Is maladaptive loss of autophagy a meaningful contributing factor in Alzheimer's disease? The results of a recent clinical trial suggest so. Autophagy is the name given to a collection of cellular maintenance processes responsible for recycling unwanted proteins, molecular waste, and damaged cell components. Improving autophagy should in turn improve cell function. The drug development program noted here has reached the stage of later human trials to assess efficacy, and is focused on correcting one specific mechanism that appears to negatively affect autophagy in the Alzheimer's brain, and that in turn helps to clear out damaging protein aggregates associated with Alzheimer's disease pathology.
Blarcamesine works by selectively binding to the sigma-1 receptor (SIGMAR1), which is expressed at consistently high - if not increasing - levels in the brain of healthy aging adults. In Alzheimer's disease, however, SIGMAR1 expression drops. SIGMAR1 activation has also recently been linked with autophagy, the cellular process by which damaged organelles and faulty proteins are cleared. Treatment with blarcamesine leads to the upregulation of SIGMAR1 in the brain, which could potentially activate autophagy in the brain and help in the clearance of amyloid and tau deposits.

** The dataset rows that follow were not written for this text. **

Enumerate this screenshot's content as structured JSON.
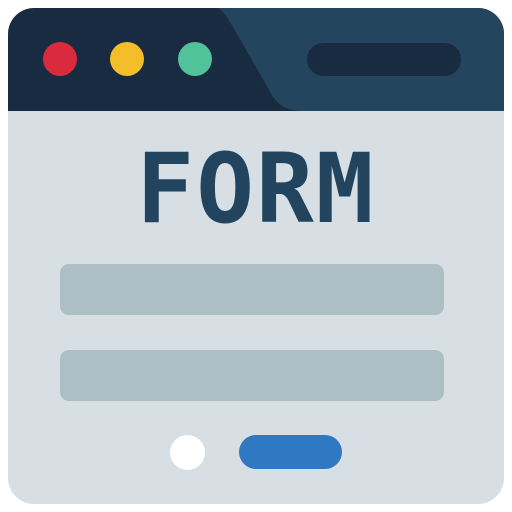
{
  "form": {
    "title": "FORM"
  },
  "icons": {
    "close": "red-circle",
    "minimize": "yellow-circle",
    "maximize": "green-circle",
    "radio": "radio-circle"
  },
  "colors": {
    "titlebar_dark": "#182b40",
    "titlebar_tab": "#24455e",
    "window_body": "#d7dfe4",
    "field": "#adbfc5",
    "title_text": "#22445e",
    "close": "#d92b3d",
    "minimize": "#f4bd2a",
    "maximize": "#51c29a",
    "submit": "#2f79c2",
    "radio": "#ffffff"
  }
}
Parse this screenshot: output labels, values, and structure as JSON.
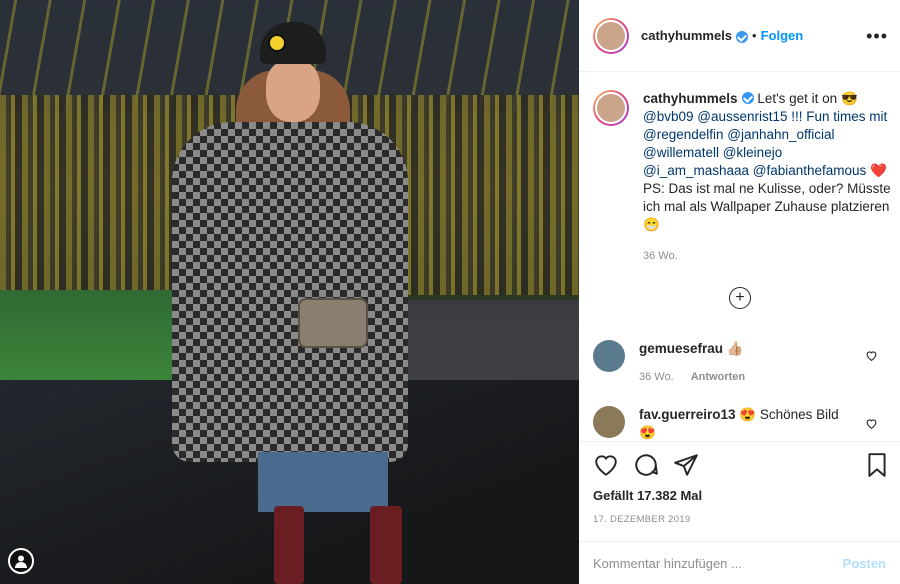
{
  "header": {
    "username": "cathyhummels",
    "separator": "•",
    "follow_label": "Folgen",
    "more_label": "•••"
  },
  "caption": {
    "username": "cathyhummels",
    "text_start": "Let's get it on 😎",
    "mentions_line": "@bvb09 @aussenrist15 !!! Fun times mit @regendelfin @janhahn_official @willematell @kleinejo @i_am_mashaaa @fabianthefamous",
    "text_end": "❤️ PS: Das ist mal ne Kulisse, oder? Müsste ich mal als Wallpaper Zuhause platzieren 😁",
    "time": "36 Wo."
  },
  "plus_label": "+",
  "comments": [
    {
      "username": "gemuesefrau",
      "text": "👍🏼",
      "time": "36 Wo.",
      "reply": "Antworten",
      "avatar_color": "#5a7a8e"
    },
    {
      "username": "fav.guerreiro13",
      "text": "😍 Schönes Bild",
      "extra": "😍",
      "avatar_color": "#8a7a5a"
    }
  ],
  "actions": {
    "likes": "Gefällt 17.382 Mal",
    "date": "17. DEZEMBER 2019"
  },
  "comment_box": {
    "placeholder": "Kommentar hinzufügen ...",
    "post_label": "Posten"
  },
  "colors": {
    "link": "#00376b",
    "follow": "#0095f6",
    "verified": "#3897f0"
  },
  "icons": [
    "heart-icon",
    "comment-icon",
    "share-icon",
    "bookmark-icon",
    "verified-icon",
    "user-icon",
    "more-icon",
    "heart-small-icon"
  ]
}
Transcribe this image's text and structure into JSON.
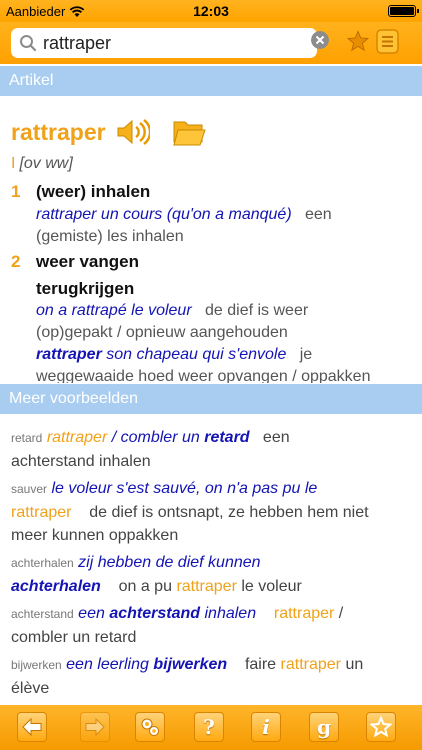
{
  "status": {
    "carrier": "Aanbieder",
    "time": "12:03"
  },
  "search": {
    "value": "rattraper"
  },
  "sections": {
    "article": "Artikel",
    "more": "Meer voorbeelden"
  },
  "article": {
    "headword": "rattraper",
    "pos_roman": "I",
    "pos": "[ov ww]",
    "senses": [
      {
        "num": "1",
        "head": "(weer) inhalen",
        "examples": [
          {
            "fr": "rattraper un cours (qu'on a manqué)",
            "nl_1": "een",
            "nl_2": "(gemiste) les inhalen"
          }
        ]
      },
      {
        "num": "2",
        "head": "weer vangen",
        "head2": "terugkrijgen",
        "examples": [
          {
            "fr": "on a rattrapé le voleur",
            "nl_1": "de dief is weer",
            "nl_2": "(op)gepakt / opnieuw aangehouden"
          },
          {
            "fr_bold": "rattraper",
            "fr": "son chapeau qui s'envole",
            "nl_1": "je",
            "nl_2": "weggewaaide hoed weer opvangen / oppakken"
          }
        ]
      }
    ]
  },
  "more_examples": [
    {
      "tag": "retard",
      "kw": "rattraper",
      "fr_pre": " / combler un ",
      "fr_bold": "retard",
      "nl_1": "een",
      "nl_2": "achterstand inhalen"
    },
    {
      "tag": "sauver",
      "fr": "le voleur s'est sauvé, on n'a pas pu le",
      "kw": "rattraper",
      "nl_1": "de dief is ontsnapt, ze hebben hem niet",
      "nl_2": "meer kunnen oppakken"
    },
    {
      "tag": "achterhalen",
      "fr": "zij hebben de dief kunnen",
      "fr_bold": "achterhalen",
      "nl_1": "on a pu",
      "kw": "rattraper",
      "nl_2": "le voleur"
    },
    {
      "tag": "achterstand",
      "fr": "een",
      "fr_bold": "achterstand",
      "fr_post": "inhalen",
      "kw": "rattraper",
      "nl_1": "/",
      "nl_2": "combler un retard"
    },
    {
      "tag": "bijwerken",
      "fr": "een leerling",
      "fr_bold": "bijwerken",
      "nl_1": "faire",
      "kw": "rattraper",
      "nl_2": "un",
      "nl_3": "élève"
    }
  ],
  "toolbar": {
    "info_glyph": "i",
    "google_glyph": "g",
    "help_glyph": "?"
  },
  "colors": {
    "orange": "#ffa400",
    "headword": "#f0a21a",
    "french": "#1414b4",
    "section": "#a9cdf0"
  }
}
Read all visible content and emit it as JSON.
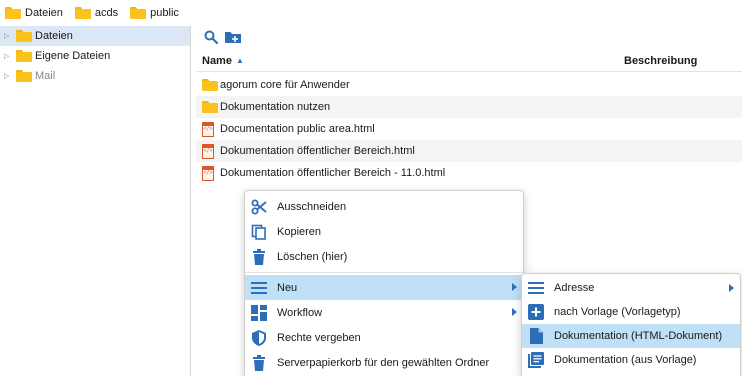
{
  "breadcrumb": [
    {
      "label": "Dateien"
    },
    {
      "label": "acds"
    },
    {
      "label": "public"
    }
  ],
  "tree": {
    "items": [
      {
        "label": "Dateien",
        "icon": "folder-icon"
      },
      {
        "label": "Eigene Dateien",
        "icon": "folder-icon"
      },
      {
        "label": "Mail",
        "icon": "folder-icon"
      }
    ]
  },
  "toolbar": {
    "search_icon": "search-icon",
    "new_folder_icon": "new-folder-icon"
  },
  "columns": {
    "name": "Name",
    "description": "Beschreibung"
  },
  "files": [
    {
      "name": "agorum core für Anwender",
      "type": "folder"
    },
    {
      "name": "Dokumentation nutzen",
      "type": "folder"
    },
    {
      "name": "Documentation public area.html",
      "type": "html"
    },
    {
      "name": "Dokumentation öffentlicher Bereich.html",
      "type": "html"
    },
    {
      "name": "Dokumentation öffentlicher Bereich - 11.0.html",
      "type": "html"
    }
  ],
  "context_menu": {
    "items": [
      {
        "label": "Ausschneiden",
        "icon": "scissors-icon"
      },
      {
        "label": "Kopieren",
        "icon": "copy-icon"
      },
      {
        "label": "Löschen (hier)",
        "icon": "trash-icon"
      },
      {
        "label": "Neu",
        "icon": "menu-lines-icon"
      },
      {
        "label": "Workflow",
        "icon": "workflow-icon"
      },
      {
        "label": "Rechte vergeben",
        "icon": "shield-icon"
      },
      {
        "label": "Serverpapierkorb für den gewählten Ordner",
        "icon": "trash-icon"
      }
    ]
  },
  "submenu": {
    "items": [
      {
        "label": "Adresse",
        "icon": "menu-lines-icon"
      },
      {
        "label": "nach Vorlage (Vorlagetyp)",
        "icon": "plus-box-icon"
      },
      {
        "label": "Dokumentation (HTML-Dokument)",
        "icon": "document-icon"
      },
      {
        "label": "Dokumentation (aus Vorlage)",
        "icon": "document-list-icon"
      }
    ]
  },
  "colors": {
    "accent": "#2d6fb7",
    "selection": "#dbe7f4",
    "menu_highlight": "#bfe0f7",
    "folder": "#f9c21c"
  }
}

At 48 weeks of treatment, the change in the Alzheimer's Disease Assessment Scale-Cognitive Subscale version 13 (ADAS-Cog13) scores in blarcamesine-treated patients was significantly better than placebo comparators. Blarcamesine was likewise significantly better than placebo when cognition was evaluated using the Clinical Dementia Rating scale Sum of Boxes (CDR-SB) scale. Biomarker data showed that blarcamesine treatment resulted in a significant drop in pathological amyloid beta levels and a corresponding improvement in Aβ42/40 ratio, pointing to the molecule's strong anti-amyloid potential. The drug candidate also resulted in lower brain volume loss versus placebo.